The Pacific nation of Palau was honored as the world’s first shark sanctuary during the United Nations General Assembly in New York last September. And now, The Maldives join forces with Palau to further the conservation of the worlds’ shark population.
These pro-active and increased efforts come as a result of the diminishing shark population, which is in danger of collapse because of limited protective measures. As a matter of fact, shark
fishing has grown rapidly since the mid-1980s, because of the rising demand for shark fin soup, a highly coveted expression of wealth. Sharks, in general, have a long life span and low fertility rates making them vulnerable to extinction.
Palau, with 20,000 inhabitants and an archipelago of more than 500 islands, formally established a protective zone to help preserve the predatory fish and support local tourism, protecting its 136 species in its 237,000 square miles of ocean, an area nearly the size of Texas.
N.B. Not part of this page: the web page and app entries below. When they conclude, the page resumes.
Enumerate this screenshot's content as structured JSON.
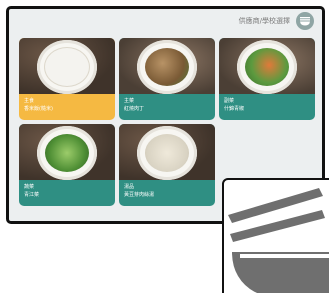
{
  "header": {
    "link_text": "供應商/學校選擇",
    "menu_icon": "bowl-chopsticks-icon"
  },
  "dishes": [
    {
      "category": "主食",
      "name": "香米飯(糙米)",
      "selected": true,
      "food_color": "#f4f3ef"
    },
    {
      "category": "主菜",
      "name": "紅燒肉丁",
      "selected": false,
      "food_color": "#8a6a43"
    },
    {
      "category": "副菜",
      "name": "什錦青椒",
      "selected": false,
      "food_color": "#4c8c3c"
    },
    {
      "category": "蔬菜",
      "name": "青江菜",
      "selected": false,
      "food_color": "#4f8f35"
    },
    {
      "category": "湯品",
      "name": "黃豆芽肉絲湯",
      "selected": false,
      "food_color": "#d8d2c2"
    }
  ],
  "colors": {
    "card_default": "#2f8f83",
    "card_selected": "#f5b942",
    "menu_button": "#8fa5a4",
    "overlay_icon": "#6f6f6f"
  },
  "overlay_icon": "bowl-chopsticks-icon"
}
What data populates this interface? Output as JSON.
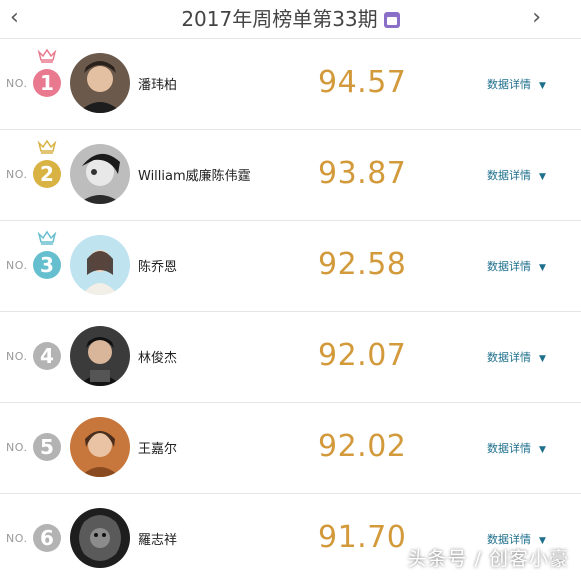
{
  "header": {
    "title": "2017年周榜单第33期",
    "prev_icon": "chevron-left-icon",
    "next_icon": "chevron-right-icon",
    "calendar_icon": "calendar-icon",
    "prev_symbol": "‹",
    "next_symbol": "›"
  },
  "entries": [
    {
      "no_label": "NO.",
      "rank": "1",
      "name": "潘玮柏",
      "score": "94.57",
      "detail_label": "数据详情",
      "rank_color": "#e8798e",
      "crown_color": "#e8798e"
    },
    {
      "no_label": "NO.",
      "rank": "2",
      "name": "William威廉陈伟霆",
      "score": "93.87",
      "detail_label": "数据详情",
      "rank_color": "#d9b244",
      "crown_color": "#d9b244"
    },
    {
      "no_label": "NO.",
      "rank": "3",
      "name": "陈乔恩",
      "score": "92.58",
      "detail_label": "数据详情",
      "rank_color": "#66bfcf",
      "crown_color": "#66bfcf"
    },
    {
      "no_label": "NO.",
      "rank": "4",
      "name": "林俊杰",
      "score": "92.07",
      "detail_label": "数据详情",
      "rank_color": "#b3b3b3"
    },
    {
      "no_label": "NO.",
      "rank": "5",
      "name": "王嘉尔",
      "score": "92.02",
      "detail_label": "数据详情",
      "rank_color": "#b3b3b3"
    },
    {
      "no_label": "NO.",
      "rank": "6",
      "name": "羅志祥",
      "score": "91.70",
      "detail_label": "数据详情",
      "rank_color": "#b3b3b3"
    }
  ],
  "watermark": "头条号 / 创客小豪"
}
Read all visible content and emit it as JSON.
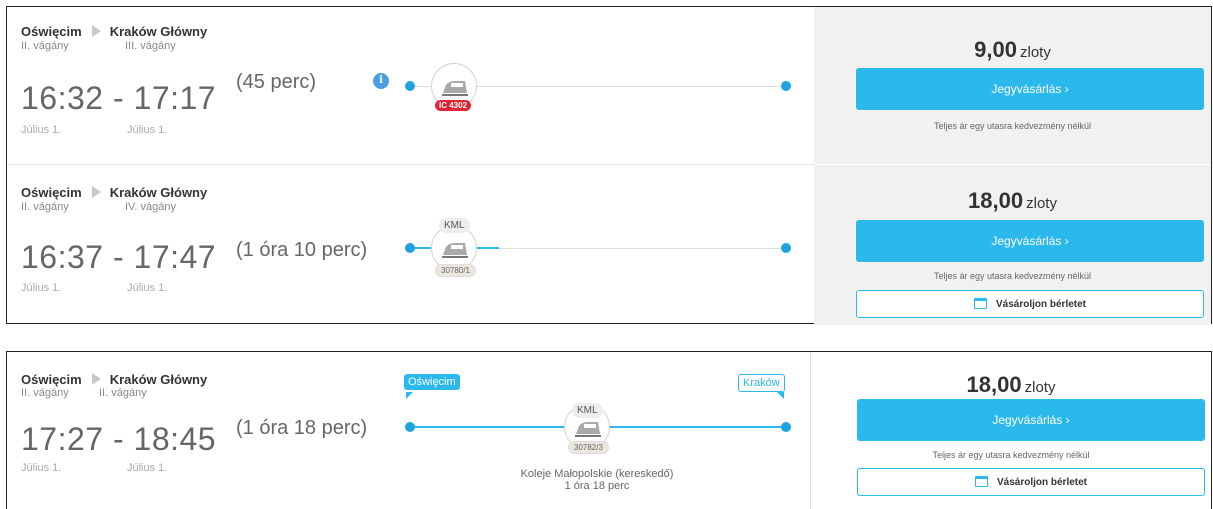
{
  "connections": [
    {
      "from": "Oświęcim",
      "to": "Kraków Główny",
      "from_platform": "II. vágány",
      "to_platform": "III. vágány",
      "times": "16:32 - 17:17",
      "dep_date": "Július 1.",
      "arr_date": "Július 1.",
      "duration": "(45 perc)",
      "info_icon": "i",
      "train_badge": "IC 4302",
      "price_value": "9,00",
      "price_currency": "zloty",
      "buy_label": "Jegyvásárlás  ›",
      "note": "Teljes ár egy utasra kedvezmény nélkül"
    },
    {
      "from": "Oświęcim",
      "to": "Kraków Główny",
      "from_platform": "II. vágány",
      "to_platform": "IV. vágány",
      "times": "16:37 - 17:47",
      "dep_date": "Július 1.",
      "arr_date": "Július 1.",
      "duration": "(1 óra  10 perc)",
      "carrier": "KML",
      "train_badge": "30780/1",
      "price_value": "18,00",
      "price_currency": "zloty",
      "buy_label": "Jegyvásárlás  ›",
      "note": "Teljes ár egy utasra kedvezmény nélkül",
      "pass_label": "Vásároljon bérletet"
    },
    {
      "from": "Oświęcim",
      "to": "Kraków Główny",
      "from_platform": "II. vágány",
      "to_platform": "II. vágány",
      "times": "17:27 - 18:45",
      "dep_date": "Július 1.",
      "arr_date": "Július 1.",
      "duration": "(1 óra  18 perc)",
      "start_flag": "Oświęcim",
      "end_flag": "Kraków",
      "carrier": "KML",
      "train_badge": "30782/3",
      "operator": "Koleje Małopolskie  (kereskedő)",
      "operator_duration": "1 óra  18 perc",
      "price_value": "18,00",
      "price_currency": "zloty",
      "buy_label": "Jegyvásárlás  ›",
      "note": "Teljes ár egy utasra kedvezmény nélkül",
      "pass_label": "Vásároljon bérletet"
    }
  ],
  "colors": {
    "accent": "#2bb8ec",
    "badge_red": "#e02634",
    "price_panel_bg": "#f1f1ef"
  },
  "icons": [
    "info-icon",
    "train-icon",
    "calendar-icon",
    "route-arrow-icon"
  ]
}
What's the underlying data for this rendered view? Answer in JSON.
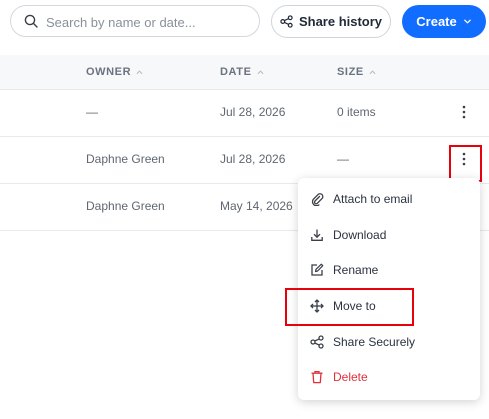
{
  "search": {
    "placeholder": "Search by name or date..."
  },
  "toolbar": {
    "share_history_label": "Share history",
    "create_label": "Create"
  },
  "table": {
    "columns": [
      {
        "label": "OWNER"
      },
      {
        "label": "DATE"
      },
      {
        "label": "SIZE"
      }
    ],
    "rows": [
      {
        "owner": "—",
        "date": "Jul 28, 2026",
        "size": "0 items"
      },
      {
        "owner": "Daphne Green",
        "date": "Jul 28, 2026",
        "size": "—"
      },
      {
        "owner": "Daphne Green",
        "date": "May 14, 2026",
        "size": ""
      }
    ]
  },
  "context_menu": {
    "items": [
      {
        "label": "Attach to email",
        "icon": "paperclip-icon"
      },
      {
        "label": "Download",
        "icon": "download-icon"
      },
      {
        "label": "Rename",
        "icon": "edit-icon"
      },
      {
        "label": "Move to",
        "icon": "move-icon"
      },
      {
        "label": "Share Securely",
        "icon": "share-icon"
      },
      {
        "label": "Delete",
        "icon": "trash-icon"
      }
    ]
  },
  "colors": {
    "primary": "#116dff",
    "danger": "#e0303c",
    "highlight": "#e8000b"
  }
}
And just last week, The Maldives announced it was making its territorial waters a shark sanctuary as well and has banned all imports and exports of shark fins.
In addition to the ethical and economic impact of protecting the shark population, sharks are an apex predator that are critical for maintaining the health of the oceans and the health of the population of fish and other species that are a mainstay of the human diet.